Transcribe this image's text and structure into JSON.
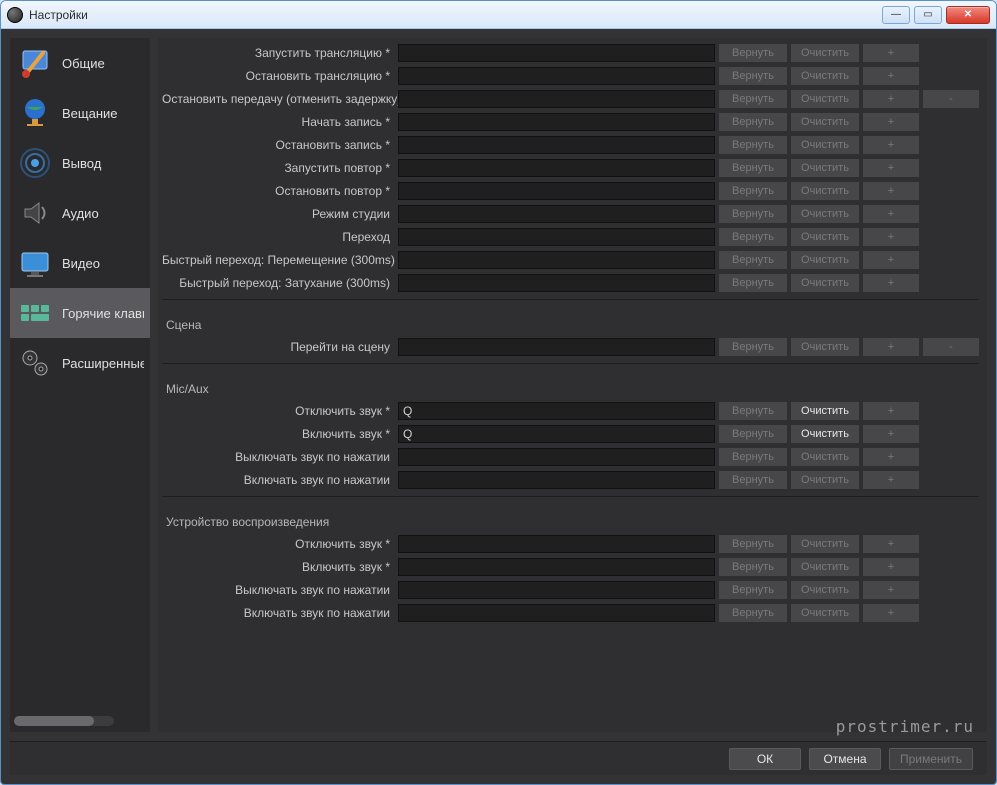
{
  "window": {
    "title": "Настройки"
  },
  "sidebar": {
    "items": [
      {
        "label": "Общие"
      },
      {
        "label": "Вещание"
      },
      {
        "label": "Вывод"
      },
      {
        "label": "Аудио"
      },
      {
        "label": "Видео"
      },
      {
        "label": "Горячие клавиши"
      },
      {
        "label": "Расширенные"
      }
    ]
  },
  "buttons": {
    "revert": "Вернуть",
    "clear": "Очистить",
    "plus": "+",
    "minus": "-"
  },
  "sections": [
    {
      "header": "",
      "rows": [
        {
          "label": "Запустить трансляцию *",
          "value": "",
          "revertEnabled": false,
          "clearEnabled": false,
          "showMinus": false
        },
        {
          "label": "Остановить трансляцию *",
          "value": "",
          "revertEnabled": false,
          "clearEnabled": false,
          "showMinus": false
        },
        {
          "label": "Остановить передачу (отменить задержку)",
          "value": "",
          "revertEnabled": false,
          "clearEnabled": false,
          "showMinus": true
        },
        {
          "label": "Начать запись *",
          "value": "",
          "revertEnabled": false,
          "clearEnabled": false,
          "showMinus": false
        },
        {
          "label": "Остановить запись *",
          "value": "",
          "revertEnabled": false,
          "clearEnabled": false,
          "showMinus": false
        },
        {
          "label": "Запустить повтор *",
          "value": "",
          "revertEnabled": false,
          "clearEnabled": false,
          "showMinus": false
        },
        {
          "label": "Остановить повтор *",
          "value": "",
          "revertEnabled": false,
          "clearEnabled": false,
          "showMinus": false
        },
        {
          "label": "Режим студии",
          "value": "",
          "revertEnabled": false,
          "clearEnabled": false,
          "showMinus": false
        },
        {
          "label": "Переход",
          "value": "",
          "revertEnabled": false,
          "clearEnabled": false,
          "showMinus": false
        },
        {
          "label": "Быстрый переход: Перемещение (300ms)",
          "value": "",
          "revertEnabled": false,
          "clearEnabled": false,
          "showMinus": false
        },
        {
          "label": "Быстрый переход: Затухание (300ms)",
          "value": "",
          "revertEnabled": false,
          "clearEnabled": false,
          "showMinus": false
        }
      ]
    },
    {
      "header": "Сцена",
      "rows": [
        {
          "label": "Перейти на сцену",
          "value": "",
          "revertEnabled": false,
          "clearEnabled": false,
          "showMinus": true
        }
      ]
    },
    {
      "header": "Mic/Aux",
      "rows": [
        {
          "label": "Отключить звук *",
          "value": "Q",
          "revertEnabled": false,
          "clearEnabled": true,
          "showMinus": false
        },
        {
          "label": "Включить звук *",
          "value": "Q",
          "revertEnabled": false,
          "clearEnabled": true,
          "showMinus": false
        },
        {
          "label": "Выключать звук по нажатии",
          "value": "",
          "revertEnabled": false,
          "clearEnabled": false,
          "showMinus": false
        },
        {
          "label": "Включать звук по нажатии",
          "value": "",
          "revertEnabled": false,
          "clearEnabled": false,
          "showMinus": false
        }
      ]
    },
    {
      "header": "Устройство воспроизведения",
      "rows": [
        {
          "label": "Отключить звук *",
          "value": "",
          "revertEnabled": false,
          "clearEnabled": false,
          "showMinus": false
        },
        {
          "label": "Включить звук *",
          "value": "",
          "revertEnabled": false,
          "clearEnabled": false,
          "showMinus": false
        },
        {
          "label": "Выключать звук по нажатии",
          "value": "",
          "revertEnabled": false,
          "clearEnabled": false,
          "showMinus": false
        },
        {
          "label": "Включать звук по нажатии",
          "value": "",
          "revertEnabled": false,
          "clearEnabled": false,
          "showMinus": false
        }
      ]
    }
  ],
  "footer": {
    "ok": "ОК",
    "cancel": "Отмена",
    "apply": "Применить"
  },
  "watermark": "prostrimer.ru"
}
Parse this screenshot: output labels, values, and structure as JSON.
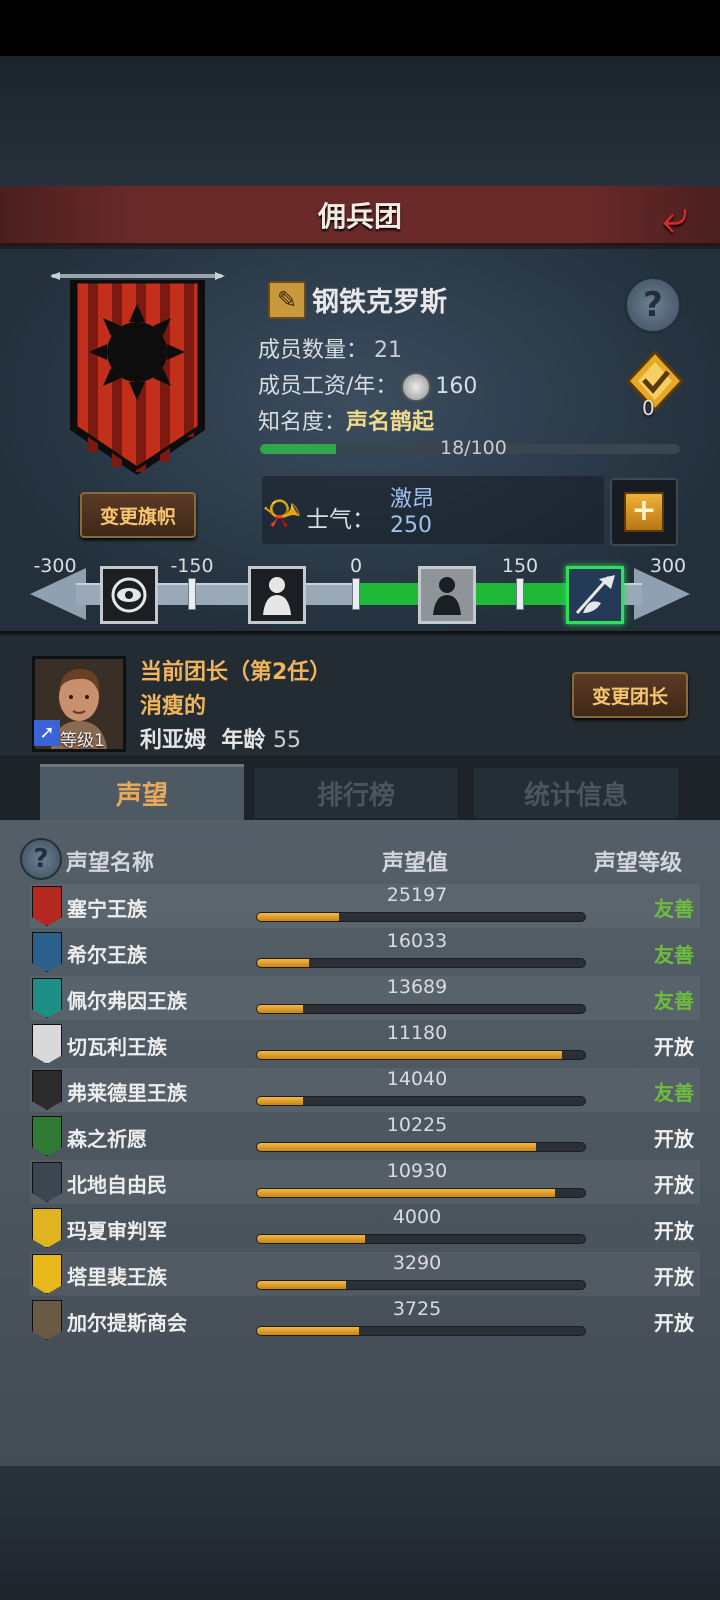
{
  "header": {
    "title": "佣兵团",
    "back_icon": "back-arrow-icon"
  },
  "guild": {
    "name": "钢铁克罗斯",
    "members_label": "成员数量：",
    "members_value": "21",
    "salary_label": "成员工资/年：",
    "salary_value": "160",
    "fame_label": "知名度：",
    "fame_value": "声名鹊起",
    "fame_progress_text": "18/100",
    "fame_progress": 0.18,
    "badge_count": "0",
    "change_flag_label": "变更旗帜"
  },
  "morale": {
    "label": "士气：",
    "state": "激昂",
    "value": "250",
    "ticks": [
      "-300",
      "-150",
      "0",
      "150",
      "300"
    ],
    "range": [
      -300,
      300
    ],
    "current": 250
  },
  "leader": {
    "title": "当前团长（第2任）",
    "trait": "消瘦的",
    "name": "利亚姆",
    "age_label": "年龄",
    "age": "55",
    "level": "等级1",
    "change_label": "变更团长"
  },
  "tabs": [
    {
      "label": "声望",
      "active": true
    },
    {
      "label": "排行榜",
      "active": false
    },
    {
      "label": "统计信息",
      "active": false
    }
  ],
  "table": {
    "col_name": "声望名称",
    "col_value": "声望值",
    "col_level": "声望等级",
    "rows": [
      {
        "name": "塞宁王族",
        "value": "25197",
        "level": "友善",
        "fill": 0.25,
        "color": "#b5281f"
      },
      {
        "name": "希尔王族",
        "value": "16033",
        "level": "友善",
        "fill": 0.16,
        "color": "#2b5f8c"
      },
      {
        "name": "佩尔弗因王族",
        "value": "13689",
        "level": "友善",
        "fill": 0.14,
        "color": "#1d8f86"
      },
      {
        "name": "切瓦利王族",
        "value": "11180",
        "level": "开放",
        "fill": 0.93,
        "color": "#d9d9d9"
      },
      {
        "name": "弗莱德里王族",
        "value": "14040",
        "level": "友善",
        "fill": 0.14,
        "color": "#2c2c2c"
      },
      {
        "name": "森之祈愿",
        "value": "10225",
        "level": "开放",
        "fill": 0.85,
        "color": "#2f7a34"
      },
      {
        "name": "北地自由民",
        "value": "10930",
        "level": "开放",
        "fill": 0.91,
        "color": "#3a4650"
      },
      {
        "name": "玛夏审判军",
        "value": "4000",
        "level": "开放",
        "fill": 0.33,
        "color": "#e0b320"
      },
      {
        "name": "塔里裴王族",
        "value": "3290",
        "level": "开放",
        "fill": 0.27,
        "color": "#e8b81a"
      },
      {
        "name": "加尔提斯商会",
        "value": "3725",
        "level": "开放",
        "fill": 0.31,
        "color": "#6a5a44"
      }
    ]
  }
}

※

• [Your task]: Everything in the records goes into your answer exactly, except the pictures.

• [Exercise output]:
Transcribe this image's text and structure into JSON.
{
  "window": {
    "title": "Настройки"
  },
  "sidebar": {
    "items": [
      {
        "label": "Общие"
      },
      {
        "label": "Вещание"
      },
      {
        "label": "Вывод"
      },
      {
        "label": "Аудио"
      },
      {
        "label": "Видео"
      },
      {
        "label": "Горячие клавиши"
      },
      {
        "label": "Расширенные"
      }
    ]
  },
  "buttons": {
    "revert": "Вернуть",
    "clear": "Очистить",
    "plus": "+",
    "minus": "-"
  },
  "sections": [
    {
      "header": "",
      "rows": [
        {
          "label": "Запустить трансляцию *",
          "value": "",
          "revertEnabled": false,
          "clearEnabled": false,
          "showMinus": false
        },
        {
          "label": "Остановить трансляцию *",
          "value": "",
          "revertEnabled": false,
          "clearEnabled": false,
          "showMinus": false
        },
        {
          "label": "Остановить передачу (отменить задержку)",
          "value": "",
          "revertEnabled": false,
          "clearEnabled": false,
          "showMinus": true
        },
        {
          "label": "Начать запись *",
          "value": "",
          "revertEnabled": false,
          "clearEnabled": false,
          "showMinus": false
        },
        {
          "label": "Остановить запись *",
          "value": "",
          "revertEnabled": false,
          "clearEnabled": false,
          "showMinus": false
        },
        {
          "label": "Запустить повтор *",
          "value": "",
          "revertEnabled": false,
          "clearEnabled": false,
          "showMinus": false
        },
        {
          "label": "Остановить повтор *",
          "value": "",
          "revertEnabled": false,
          "clearEnabled": false,
          "showMinus": false
        },
        {
          "label": "Режим студии",
          "value": "",
          "revertEnabled": false,
          "clearEnabled": false,
          "showMinus": false
        },
        {
          "label": "Переход",
          "value": "",
          "revertEnabled": false,
          "clearEnabled": false,
          "showMinus": false
        },
        {
          "label": "Быстрый переход: Перемещение (300ms)",
          "value": "",
          "revertEnabled": false,
          "clearEnabled": false,
          "showMinus": false
        },
        {
          "label": "Быстрый переход: Затухание (300ms)",
          "value": "",
          "revertEnabled": false,
          "clearEnabled": false,
          "showMinus": false
        }
      ]
    },
    {
      "header": "Сцена",
      "rows": [
        {
          "label": "Перейти на сцену",
          "value": "",
          "revertEnabled": false,
          "clearEnabled": false,
          "showMinus": true
        }
      ]
    },
    {
      "header": "Mic/Aux",
      "rows": [
        {
          "label": "Отключить звук *",
          "value": "Q",
          "revertEnabled": false,
          "clearEnabled": true,
          "showMinus": false
        },
        {
          "label": "Включить звук *",
          "value": "Q",
          "revertEnabled": false,
          "clearEnabled": true,
          "showMinus": false
        },
        {
          "label": "Выключать звук по нажатии",
          "value": "",
          "revertEnabled": false,
          "clearEnabled": false,
          "showMinus": false
        },
        {
          "label": "Включать звук по нажатии",
          "value": "",
          "revertEnabled": false,
          "clearEnabled": false,
          "showMinus": false
        }
      ]
    },
    {
      "header": "Устройство воспроизведения",
      "rows": [
        {
          "label": "Отключить звук *",
          "value": "",
          "revertEnabled": false,
          "clearEnabled": false,
          "showMinus": false
        },
        {
          "label": "Включить звук *",
          "value": "",
          "revertEnabled": false,
          "clearEnabled": false,
          "showMinus": false
        },
        {
          "label": "Выключать звук по нажатии",
          "value": "",
          "revertEnabled": false,
          "clearEnabled": false,
          "showMinus": false
        },
        {
          "label": "Включать звук по нажатии",
          "value": "",
          "revertEnabled": false,
          "clearEnabled": false,
          "showMinus": false
        }
      ]
    }
  ],
  "footer": {
    "ok": "ОК",
    "cancel": "Отмена",
    "apply": "Применить"
  },
  "watermark": "prostrimer.ru"
}
Parse this screenshot: output labels, values, and structure as JSON.
{
  "header": {
    "title": "佣兵团",
    "back_icon": "back-arrow-icon"
  },
  "guild": {
    "name": "钢铁克罗斯",
    "members_label": "成员数量：",
    "members_value": "21",
    "salary_label": "成员工资/年：",
    "salary_value": "160",
    "fame_label": "知名度：",
    "fame_value": "声名鹊起",
    "fame_progress_text": "18/100",
    "fame_progress": 0.18,
    "badge_count": "0",
    "change_flag_label": "变更旗帜"
  },
  "morale": {
    "label": "士气：",
    "state": "激昂",
    "value": "250",
    "ticks": [
      "-300",
      "-150",
      "0",
      "150",
      "300"
    ],
    "range": [
      -300,
      300
    ],
    "current": 250
  },
  "leader": {
    "title": "当前团长（第2任）",
    "trait": "消瘦的",
    "name": "利亚姆",
    "age_label": "年龄",
    "age": "55",
    "level": "等级1",
    "change_label": "变更团长"
  },
  "tabs": [
    {
      "label": "声望",
      "active": true
    },
    {
      "label": "排行榜",
      "active": false
    },
    {
      "label": "统计信息",
      "active": false
    }
  ],
  "table": {
    "col_name": "声望名称",
    "col_value": "声望值",
    "col_level": "声望等级",
    "rows": [
      {
        "name": "塞宁王族",
        "value": "25197",
        "level": "友善",
        "fill": 0.25,
        "color": "#b5281f"
      },
      {
        "name": "希尔王族",
        "value": "16033",
        "level": "友善",
        "fill": 0.16,
        "color": "#2b5f8c"
      },
      {
        "name": "佩尔弗因王族",
        "value": "13689",
        "level": "友善",
        "fill": 0.14,
        "color": "#1d8f86"
      },
      {
        "name": "切瓦利王族",
        "value": "11180",
        "level": "开放",
        "fill": 0.93,
        "color": "#d9d9d9"
      },
      {
        "name": "弗莱德里王族",
        "value": "14040",
        "level": "友善",
        "fill": 0.14,
        "color": "#2c2c2c"
      },
      {
        "name": "森之祈愿",
        "value": "10225",
        "level": "开放",
        "fill": 0.85,
        "color": "#2f7a34"
      },
      {
        "name": "北地自由民",
        "value": "10930",
        "level": "开放",
        "fill": 0.91,
        "color": "#3a4650"
      },
      {
        "name": "玛夏审判军",
        "value": "4000",
        "level": "开放",
        "fill": 0.33,
        "color": "#e0b320"
      },
      {
        "name": "塔里裴王族",
        "value": "3290",
        "level": "开放",
        "fill": 0.27,
        "color": "#e8b81a"
      },
      {
        "name": "加尔提斯商会",
        "value": "3725",
        "level": "开放",
        "fill": 0.31,
        "color": "#6a5a44"
      }
    ]
  }
}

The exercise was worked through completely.